REQUIRED WORK: Copy out every line of the records in which "Details" can be found.

Recorded data
━━━━━━━━

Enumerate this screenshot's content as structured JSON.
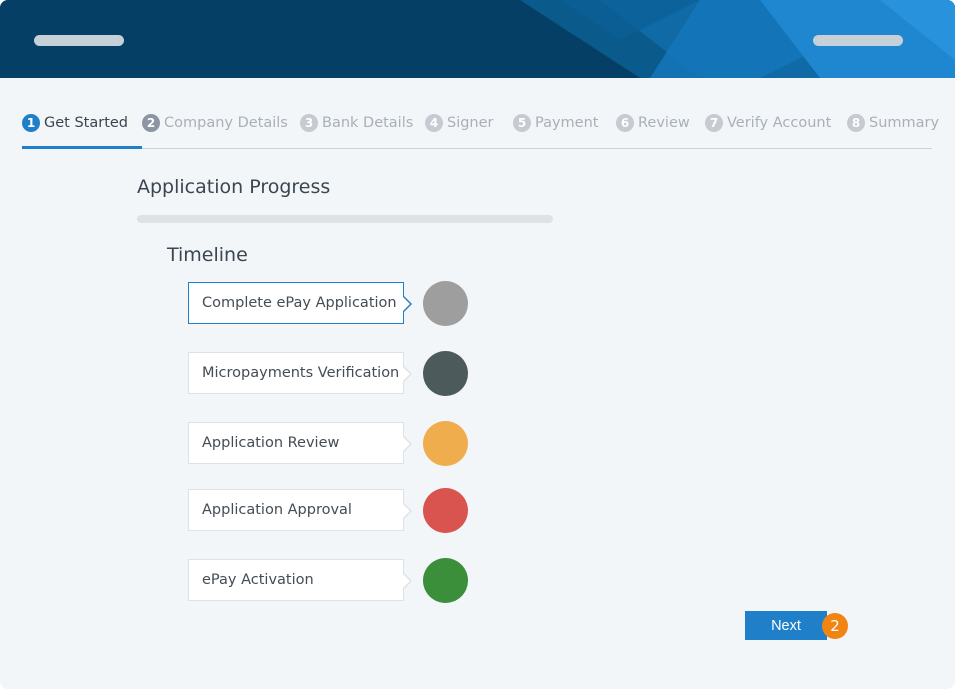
{
  "colors": {
    "header_dark": "#053f66",
    "header_accent": "#1f7fc9",
    "background": "#f3f6f9",
    "active_step": "#1f7fc9",
    "badge": "#f28411"
  },
  "steps": [
    {
      "num": "1",
      "label": "Get Started"
    },
    {
      "num": "2",
      "label": "Company Details"
    },
    {
      "num": "3",
      "label": "Bank Details"
    },
    {
      "num": "4",
      "label": "Signer"
    },
    {
      "num": "5",
      "label": "Payment"
    },
    {
      "num": "6",
      "label": "Review"
    },
    {
      "num": "7",
      "label": "Verify Account"
    },
    {
      "num": "8",
      "label": "Summary"
    }
  ],
  "progress": {
    "title": "Application Progress",
    "value": 0
  },
  "timeline": {
    "title": "Timeline",
    "items": [
      {
        "label": "Complete ePay Application",
        "color": "#9e9e9e"
      },
      {
        "label": "Micropayments Verification",
        "color": "#4d5a5c"
      },
      {
        "label": "Application Review",
        "color": "#f0ad4e"
      },
      {
        "label": "Application Approval",
        "color": "#d9534f"
      },
      {
        "label": "ePay Activation",
        "color": "#3b8f3b"
      }
    ]
  },
  "actions": {
    "next_label": "Next",
    "badge": "2"
  }
}
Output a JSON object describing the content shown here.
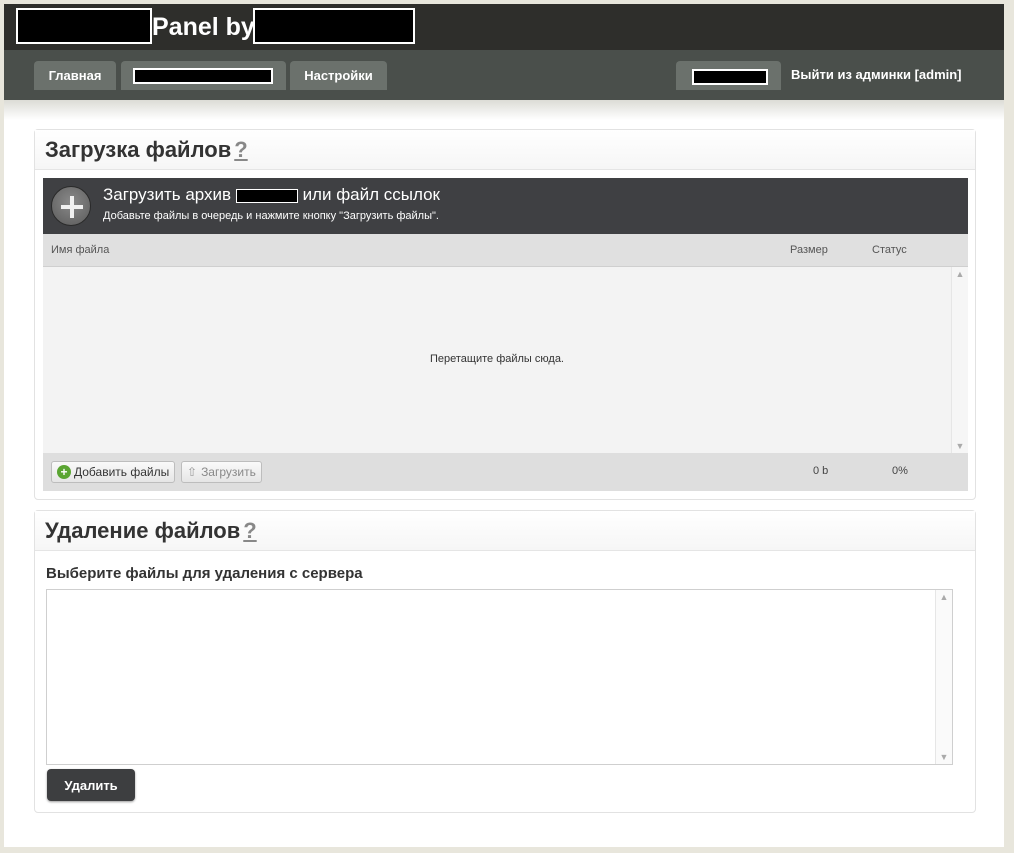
{
  "header": {
    "brand_text": "Panel by"
  },
  "nav": {
    "home": "Главная",
    "settings": "Настройки",
    "logout": "Выйти из админки [admin]"
  },
  "upload": {
    "title": "Загрузка файлов",
    "help": "?",
    "widget_title_prefix": "Загрузить архив",
    "widget_title_suffix": "или файл ссылок",
    "widget_subtitle": "Добавьте файлы в очередь и нажмите кнопку \"Загрузить файлы\".",
    "columns": [
      "Имя файла",
      "Размер",
      "Статус"
    ],
    "drop_text": "Перетащите файлы сюда.",
    "add_button": "Добавить файлы",
    "upload_button": "Загрузить",
    "total_size": "0 b",
    "total_percent": "0%",
    "scroll_up": "▲",
    "scroll_down": "▼"
  },
  "delete": {
    "title": "Удаление файлов",
    "help": "?",
    "label": "Выберите файлы для удаления с сервера",
    "button": "Удалить",
    "scroll_up": "▲",
    "scroll_down": "▼"
  },
  "colors": {
    "topbar": "#2e2e2b",
    "navbar": "#4a4f4b",
    "nav_button": "#6b716c",
    "upload_header": "#3f4043",
    "delete_button": "#3d3e40"
  }
}
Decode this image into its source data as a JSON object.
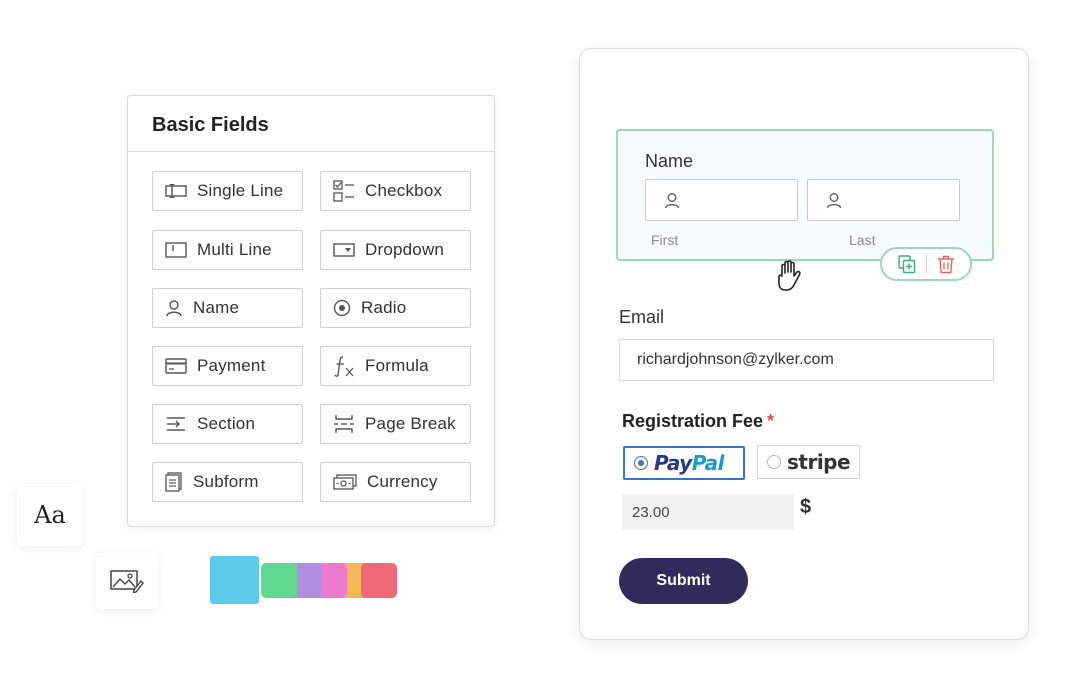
{
  "basic_fields": {
    "title": "Basic Fields",
    "items": [
      {
        "label": "Single Line",
        "icon": "single-line-icon"
      },
      {
        "label": "Checkbox",
        "icon": "checkbox-icon"
      },
      {
        "label": "Multi Line",
        "icon": "multi-line-icon"
      },
      {
        "label": "Dropdown",
        "icon": "dropdown-icon"
      },
      {
        "label": "Name",
        "icon": "person-icon"
      },
      {
        "label": "Radio",
        "icon": "radio-icon"
      },
      {
        "label": "Payment",
        "icon": "card-icon"
      },
      {
        "label": "Formula",
        "icon": "formula-icon"
      },
      {
        "label": "Section",
        "icon": "section-icon"
      },
      {
        "label": "Page Break",
        "icon": "page-break-icon"
      },
      {
        "label": "Subform",
        "icon": "subform-icon"
      },
      {
        "label": "Currency",
        "icon": "currency-icon"
      }
    ]
  },
  "tools": {
    "font_label": "Aa",
    "swatch_colors": [
      "#5ccbe8",
      "#5fd98f",
      "#b08de0",
      "#ee7ad0",
      "#f6b756",
      "#ee6a78"
    ]
  },
  "form": {
    "name_label": "Name",
    "first_label": "First",
    "last_label": "Last",
    "email_label": "Email",
    "email_value": "richardjohnson@zylker.com",
    "fee_label": "Registration Fee",
    "required_mark": "*",
    "paypal_part1": "Pay",
    "paypal_part2": "Pal",
    "stripe_label": "stripe",
    "amount": "23.00",
    "currency_symbol": "$",
    "submit_label": "Submit"
  },
  "colors": {
    "accent_green": "#9ad9b9",
    "submit_bg": "#2f2c5c",
    "selected_blue": "#3a72c8",
    "required_red": "#e04b4b"
  }
}
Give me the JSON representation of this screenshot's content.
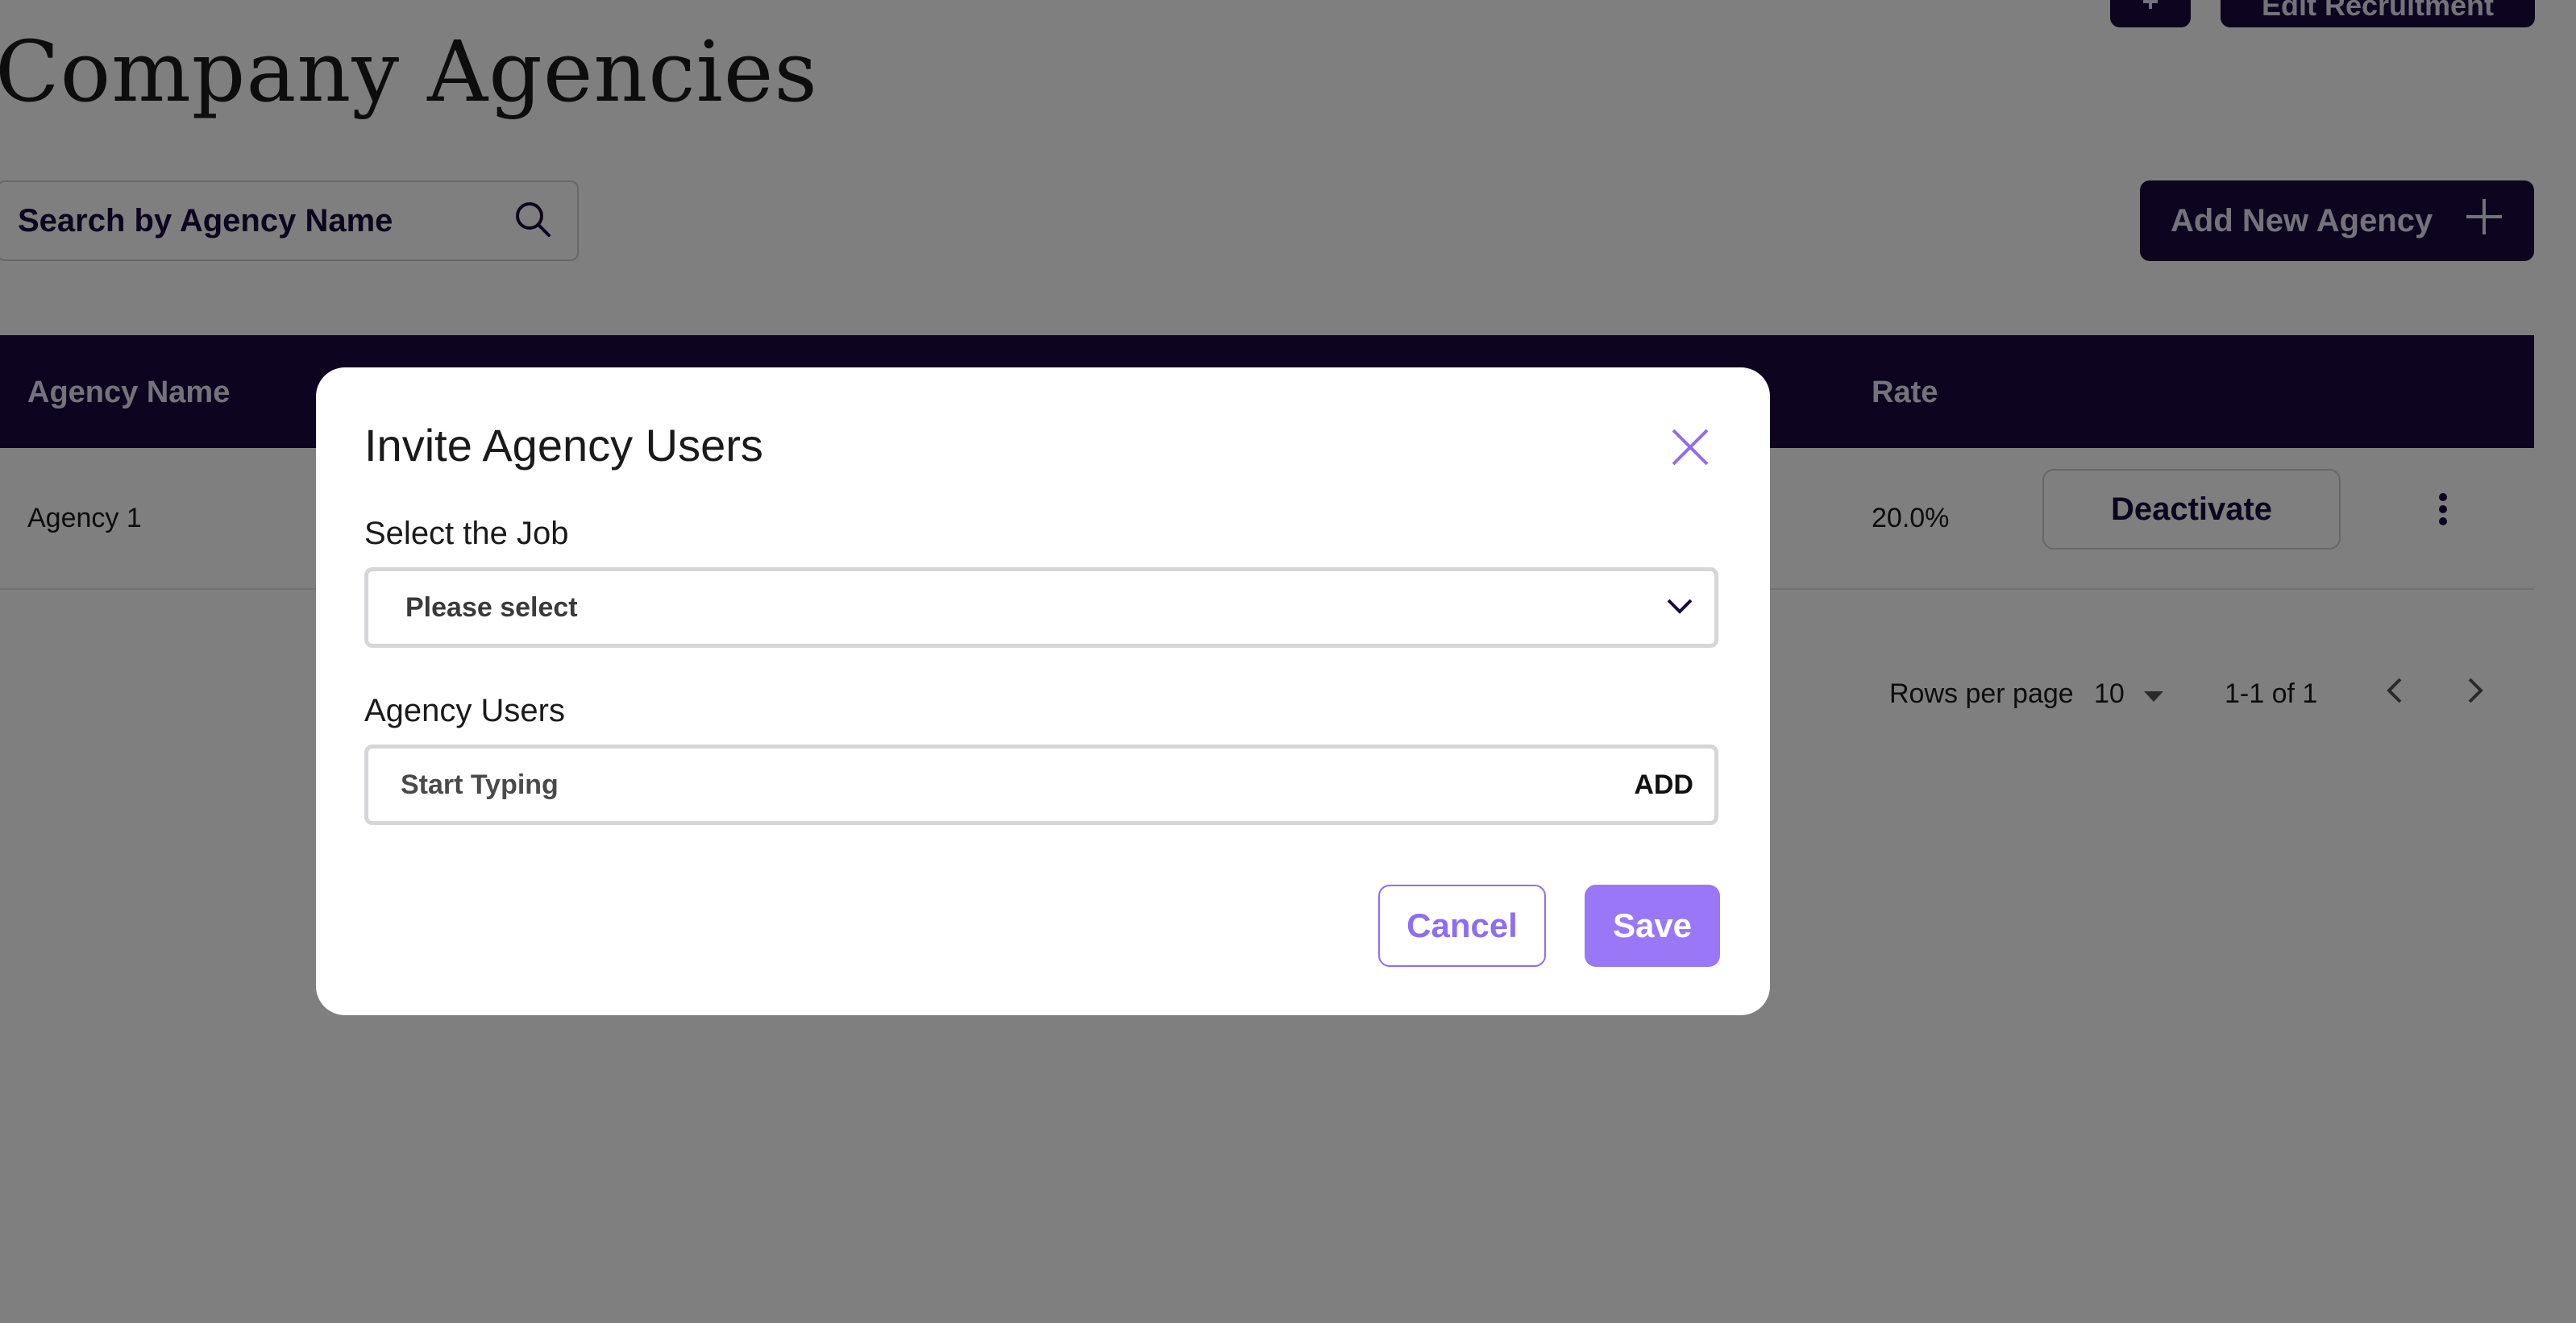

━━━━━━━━

TASK OUTPUT:
      "label": "Company Details"
      "label": "Bank Details"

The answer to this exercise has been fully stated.